What did we learn from tonight's undercard debate? Not much.
The four-man show featured a quartet of candidates who have found almost no popular support—George Pataki, Lindsey Graham, Bobby Jindal, Rick Santorum—the most successful of which, Santorum, is currently polling at just 0.8 percent.
The four-way face off told us almost nothing we didn't already know: The candidates don't much like Barack Obama, Obamacare, the Iran deal, amnesty, Planned Parenthood, or undocumented immigrants. Most of them aren't big fans of Donald Trump either; Pataki and Jindal criticized him strongly and directly; only Rick Santorum kinda-sorta defended him, saying "I don't think it helps when Republicans attack Republicans personally."
Each of the candidates stuck to his strengths, or at least familiar territory, effectively playing the characters these men are known for playing: Graham was extremely hawkish (he answered an early question about Trump by explaining that he would bomb the Islamic State); Santorum played up his religious brand of conservatism and his focus on workers rather than business owners (he argued that immigration hurts American workers and that Republicans should be more aggressive in their support for the minimum wage); Jindal delivered aggressive attacks on both President Obama and the Washington Republican establishment (at one point he criticized both Graham and Santorum for voting for Supreme Court Chief Justice John Roberts); and Pataki reminded people, yet again, that he was governor of New York on 9/11 (Pataki also led off the debate by reminding people how much he loves Ronald Reagan).

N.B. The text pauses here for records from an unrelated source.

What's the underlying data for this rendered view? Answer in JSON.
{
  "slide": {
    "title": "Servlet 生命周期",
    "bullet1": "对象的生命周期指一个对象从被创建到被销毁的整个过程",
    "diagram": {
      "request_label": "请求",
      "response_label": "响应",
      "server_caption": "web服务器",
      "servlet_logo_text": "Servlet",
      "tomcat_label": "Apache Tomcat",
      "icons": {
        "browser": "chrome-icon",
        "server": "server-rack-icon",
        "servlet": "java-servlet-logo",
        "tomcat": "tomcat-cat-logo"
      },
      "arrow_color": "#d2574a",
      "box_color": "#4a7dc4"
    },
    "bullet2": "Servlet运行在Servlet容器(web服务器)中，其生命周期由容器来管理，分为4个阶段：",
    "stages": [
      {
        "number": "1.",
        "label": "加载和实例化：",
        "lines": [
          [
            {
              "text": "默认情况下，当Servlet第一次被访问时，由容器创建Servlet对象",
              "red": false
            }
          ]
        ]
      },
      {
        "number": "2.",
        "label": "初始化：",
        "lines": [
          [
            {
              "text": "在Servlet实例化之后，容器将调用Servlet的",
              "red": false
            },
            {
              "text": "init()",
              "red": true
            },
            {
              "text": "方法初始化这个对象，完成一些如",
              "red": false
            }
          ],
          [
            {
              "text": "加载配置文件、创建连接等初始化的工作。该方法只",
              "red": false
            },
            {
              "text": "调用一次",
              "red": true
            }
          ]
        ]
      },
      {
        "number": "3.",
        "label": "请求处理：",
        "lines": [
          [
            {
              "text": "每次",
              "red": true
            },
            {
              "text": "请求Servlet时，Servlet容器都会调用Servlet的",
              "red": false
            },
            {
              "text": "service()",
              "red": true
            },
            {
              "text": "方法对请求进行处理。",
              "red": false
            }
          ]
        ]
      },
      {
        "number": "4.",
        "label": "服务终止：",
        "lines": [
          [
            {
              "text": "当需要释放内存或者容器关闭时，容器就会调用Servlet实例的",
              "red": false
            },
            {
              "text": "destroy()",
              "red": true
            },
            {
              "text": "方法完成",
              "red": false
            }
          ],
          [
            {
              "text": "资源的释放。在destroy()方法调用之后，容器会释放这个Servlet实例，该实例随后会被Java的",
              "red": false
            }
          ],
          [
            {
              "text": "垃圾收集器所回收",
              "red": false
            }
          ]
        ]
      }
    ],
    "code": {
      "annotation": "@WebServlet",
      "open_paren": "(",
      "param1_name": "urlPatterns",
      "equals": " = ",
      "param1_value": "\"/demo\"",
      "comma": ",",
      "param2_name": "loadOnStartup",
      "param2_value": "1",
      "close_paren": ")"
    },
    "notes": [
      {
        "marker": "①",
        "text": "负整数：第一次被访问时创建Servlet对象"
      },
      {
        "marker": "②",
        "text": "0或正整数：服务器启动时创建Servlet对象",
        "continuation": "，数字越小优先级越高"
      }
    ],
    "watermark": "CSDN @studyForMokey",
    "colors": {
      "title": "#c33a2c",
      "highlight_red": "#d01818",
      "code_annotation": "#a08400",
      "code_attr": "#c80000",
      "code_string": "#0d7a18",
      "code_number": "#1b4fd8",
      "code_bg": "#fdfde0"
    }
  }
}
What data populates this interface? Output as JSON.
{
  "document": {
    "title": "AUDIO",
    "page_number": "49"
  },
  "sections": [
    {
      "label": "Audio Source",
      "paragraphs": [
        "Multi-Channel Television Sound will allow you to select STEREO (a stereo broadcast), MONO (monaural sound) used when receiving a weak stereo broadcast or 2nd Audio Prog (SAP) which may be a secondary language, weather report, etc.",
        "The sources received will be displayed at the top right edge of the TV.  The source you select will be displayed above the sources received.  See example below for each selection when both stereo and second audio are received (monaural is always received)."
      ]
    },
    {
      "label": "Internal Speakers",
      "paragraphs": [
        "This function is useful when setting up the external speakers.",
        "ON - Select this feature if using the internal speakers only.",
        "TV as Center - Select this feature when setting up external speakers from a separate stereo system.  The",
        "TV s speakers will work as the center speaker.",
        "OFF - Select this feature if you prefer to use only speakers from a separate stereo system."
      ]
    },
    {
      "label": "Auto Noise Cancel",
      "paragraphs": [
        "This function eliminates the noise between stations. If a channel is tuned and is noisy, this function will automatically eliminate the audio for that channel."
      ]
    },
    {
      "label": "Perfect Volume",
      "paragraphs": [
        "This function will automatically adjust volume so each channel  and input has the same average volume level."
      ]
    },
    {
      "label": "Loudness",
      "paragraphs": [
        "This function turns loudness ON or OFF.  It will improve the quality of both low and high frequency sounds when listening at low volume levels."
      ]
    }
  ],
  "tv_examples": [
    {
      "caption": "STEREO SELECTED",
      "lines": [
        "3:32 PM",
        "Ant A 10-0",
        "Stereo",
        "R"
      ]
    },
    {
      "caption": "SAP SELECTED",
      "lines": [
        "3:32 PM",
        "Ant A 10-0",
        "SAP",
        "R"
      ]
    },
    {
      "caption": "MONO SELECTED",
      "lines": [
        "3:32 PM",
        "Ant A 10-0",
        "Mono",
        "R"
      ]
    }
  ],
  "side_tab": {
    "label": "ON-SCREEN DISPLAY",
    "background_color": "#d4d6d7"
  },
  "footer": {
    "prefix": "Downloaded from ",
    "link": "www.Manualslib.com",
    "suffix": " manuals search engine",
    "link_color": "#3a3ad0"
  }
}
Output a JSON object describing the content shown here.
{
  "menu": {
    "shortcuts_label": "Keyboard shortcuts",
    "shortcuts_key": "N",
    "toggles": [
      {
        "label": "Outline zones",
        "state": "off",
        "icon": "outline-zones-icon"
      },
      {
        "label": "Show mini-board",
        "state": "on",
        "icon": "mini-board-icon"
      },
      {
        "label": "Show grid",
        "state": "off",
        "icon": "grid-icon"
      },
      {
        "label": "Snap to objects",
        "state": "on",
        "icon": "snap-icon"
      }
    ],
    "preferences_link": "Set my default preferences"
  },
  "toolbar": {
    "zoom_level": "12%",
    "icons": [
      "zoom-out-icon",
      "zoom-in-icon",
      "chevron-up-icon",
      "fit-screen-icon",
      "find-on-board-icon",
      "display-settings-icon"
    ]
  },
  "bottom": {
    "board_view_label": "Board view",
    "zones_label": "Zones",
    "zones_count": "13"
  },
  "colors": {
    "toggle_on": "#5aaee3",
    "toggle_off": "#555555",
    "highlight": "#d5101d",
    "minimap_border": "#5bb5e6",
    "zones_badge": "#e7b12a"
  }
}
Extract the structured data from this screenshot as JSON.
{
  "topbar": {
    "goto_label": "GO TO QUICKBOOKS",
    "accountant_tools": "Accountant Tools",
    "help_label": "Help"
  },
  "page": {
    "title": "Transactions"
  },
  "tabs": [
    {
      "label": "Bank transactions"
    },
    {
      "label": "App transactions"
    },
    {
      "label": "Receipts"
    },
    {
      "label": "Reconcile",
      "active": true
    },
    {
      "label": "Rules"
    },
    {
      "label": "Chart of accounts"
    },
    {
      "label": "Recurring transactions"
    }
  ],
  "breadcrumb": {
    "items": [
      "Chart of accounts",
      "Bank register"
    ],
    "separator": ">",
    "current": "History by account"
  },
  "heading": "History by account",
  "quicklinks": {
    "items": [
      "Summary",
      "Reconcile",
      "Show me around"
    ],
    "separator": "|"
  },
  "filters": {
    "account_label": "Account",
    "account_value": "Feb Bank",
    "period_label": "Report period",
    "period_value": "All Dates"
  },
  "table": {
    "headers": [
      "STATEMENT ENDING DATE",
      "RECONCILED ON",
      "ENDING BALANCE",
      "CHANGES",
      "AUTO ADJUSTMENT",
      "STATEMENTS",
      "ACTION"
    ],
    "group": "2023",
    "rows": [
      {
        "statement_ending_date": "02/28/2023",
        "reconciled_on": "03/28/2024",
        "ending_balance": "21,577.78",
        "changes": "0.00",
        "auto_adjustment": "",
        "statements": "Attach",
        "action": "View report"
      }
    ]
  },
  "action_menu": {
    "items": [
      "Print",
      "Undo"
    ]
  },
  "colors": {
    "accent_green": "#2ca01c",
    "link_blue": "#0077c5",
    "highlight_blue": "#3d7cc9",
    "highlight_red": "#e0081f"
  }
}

But no one really had a genuine standout moment, and no one is likely to come out of this with much more support than they went in with. No one, in other words, really won the debate—and anyone who watched the whole thing probably ended up losing.